    "We were all really proud of the illustrators who presented their portfolios," Sarah Baker said. The judges looked carefully and took away a lot of promotional postcards. "I'm sure a lot of connections were made Friday night." 

    Runners up

    Wook Jim Jung
    Wook Jim Jung
    Lori Nichols

    And the winner...

    Mike Curato! 

    Mike Curato

    Jane Yolen Announces A New Grant For Mid-List Authors... And the 2012 Winners!

    Congratulations to Mary K. Whittington for winning this year's inaugural Jane Yolen Mid-List Author grant!  A published author who hasn't had a new book come out in a while, Mary recently had a stroke, and is halfway through writing a new novel using voice recognition software.  Jane calls Mary her hero, and hopes the grant helps her get that novel finished and out into the world.

    And our cheers as well to Ann Whitford Paul and Barbara Diamond Golden for their honor grants.

    More information about the Jane Yolen Mid-List Author Grant (and how to nominate a mid-list author you know for next year) will be forthcoming on, where you'll find information on all the author and illustrator Grants and Awards.

    A Shout Out to the team behind #NY12SCBWI

    The SCBWI Staff

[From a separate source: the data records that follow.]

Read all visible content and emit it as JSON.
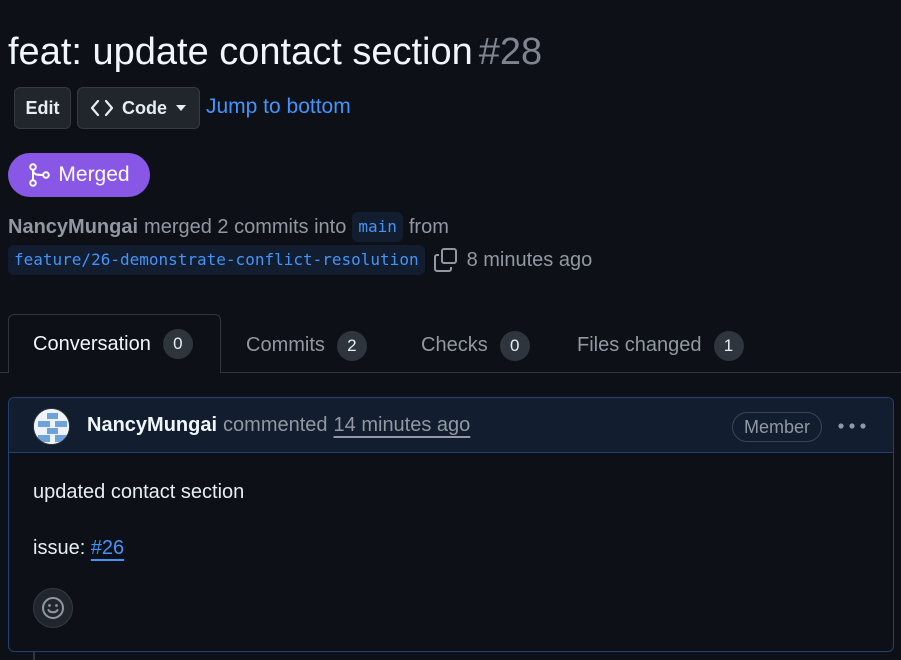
{
  "pr": {
    "title": "feat: update contact section",
    "number": "#28",
    "state": "Merged",
    "author": "NancyMungai",
    "merge_text": "merged 2 commits into",
    "base_branch": "main",
    "from_text": "from",
    "head_branch": "feature/26-demonstrate-conflict-resolution",
    "time": "8 minutes ago"
  },
  "toolbar": {
    "edit_label": "Edit",
    "code_label": "Code",
    "jump_label": "Jump to bottom"
  },
  "tabs": [
    {
      "label": "Conversation",
      "count": "0",
      "active": true
    },
    {
      "label": "Commits",
      "count": "2"
    },
    {
      "label": "Checks",
      "count": "0"
    },
    {
      "label": "Files changed",
      "count": "1"
    }
  ],
  "comment": {
    "author": "NancyMungai",
    "action": "commented",
    "time": "14 minutes ago",
    "role_badge": "Member",
    "body_line1": "updated contact section",
    "issue_prefix": "issue:",
    "issue_link": "#26"
  },
  "icons": {
    "code": "code-icon",
    "caret": "triangle-down-icon",
    "merge": "git-merge-icon",
    "copy": "copy-icon",
    "kebab": "kebab-horizontal-icon",
    "reaction": "smiley-icon"
  },
  "colors": {
    "background": "#0d1117",
    "merged": "#8957e5",
    "link": "#4493f8",
    "comment_header": "#121d2f",
    "comment_border": "#1f4272"
  }
}
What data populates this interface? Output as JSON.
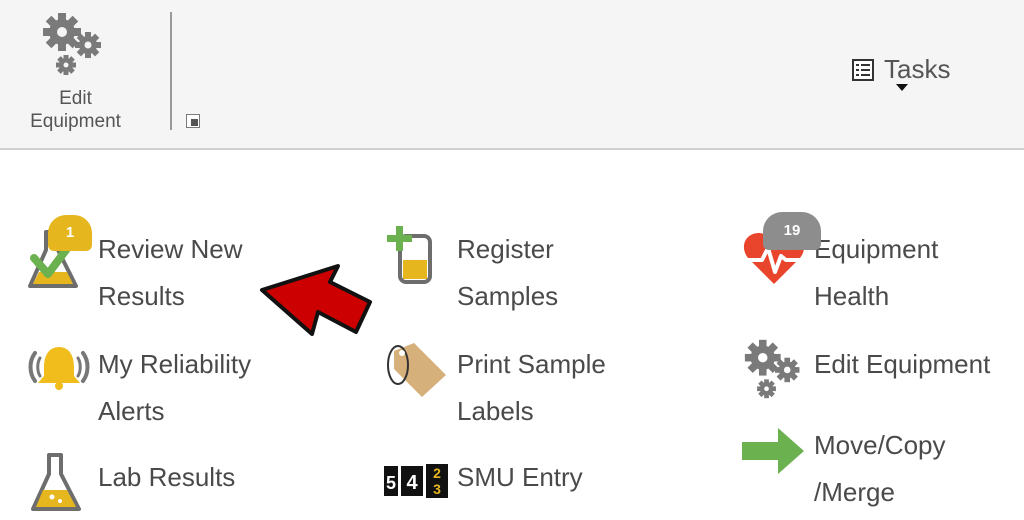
{
  "ribbon": {
    "edit_equipment_line1": "Edit",
    "edit_equipment_line2": "Equipment",
    "tasks_label": "Tasks"
  },
  "tiles": [
    {
      "line1": "Review New",
      "line2": "Results",
      "icon": "flask-check-icon",
      "badge": "1"
    },
    {
      "line1": "My Reliability",
      "line2": "Alerts",
      "icon": "bell-alert-icon"
    },
    {
      "line1": "Lab Results",
      "icon": "flask-icon"
    },
    {
      "line1": "Register",
      "line2": "Samples",
      "icon": "register-sample-icon"
    },
    {
      "line1": "Print Sample",
      "line2": "Labels",
      "icon": "tag-icon"
    },
    {
      "line1": "SMU Entry",
      "icon": "smu-counter-icon",
      "digits": [
        "5",
        "4",
        "2",
        "3"
      ]
    },
    {
      "line1": "Equipment",
      "line2": "Health",
      "icon": "heart-health-icon",
      "badge": "19"
    },
    {
      "line1": "Edit Equipment",
      "icon": "gears-icon"
    },
    {
      "line1": "Move/Copy",
      "line2": "/Merge",
      "icon": "green-arrow-icon"
    }
  ],
  "colors": {
    "badge_yellow": "#e6b61e",
    "badge_gray": "#8d8d8d",
    "arrow_red": "#cc0000",
    "gear_gray": "#7a7a7a",
    "green": "#6cb14f",
    "heart_red": "#e8452c"
  }
}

    Lin Oliver introduces to the packed room, from left to right: Brandon Clarke, Liz Brown, Gee Cee Addison, Kim Turrisi, Jeff Miller, Chelsea Mooser, Sarah Baker and Sara Rutenberg.

    Thanks to you all for making SCBWI and this conference run so well!

    Saturday, January 28, 2012

    Illustrator Social

    Lots of fun last night in the Illustrator Social's packed conference room. Here's the first minute or so of the social with Cecilia Yung telling us about some SCBWI success stories:

    Here's Debbie Ridpath Ohi talking about her SCBWI success story. Cecilia Yung holds up a copy of the fruits of that success story, I'M BORED, out soon!

    Here's Fred Koehler talking about his SCBWI success story and a snapshot of his forthcoming DAD'S BAD DAY.

    Here's some bloke named Peter Brown looking amazed at all the great illustrators in the room and the fact that someone had brought a giant bottle of vodka to share.

    Let's have more of these! Thanks to all the illustrators for attending and thanks to the Illustrator Committee for making it happen.

    International Attendees Social

    There are 32 regional chapters outside the United States, and this year's conference brought in attendees from 20 countries. Saturday night's International Attendees Social gave those attendees a chance to meet and mingle. 

    Christopher Chang 
    Christopher Chang, who is a regional advisor for Australia/New Zealand, an SCBWI board member, and a former member-of-the-year welcomed the group. He shared information about their regional chapters. The group also shared good news coming from the international members. Good news all sounds so much more exciting with accents. 

    Germany's Regional Advisors: Donna Weidner & Kirsten Carlson 

    You've got to love that the regional advisors from Germany came in traditional costume.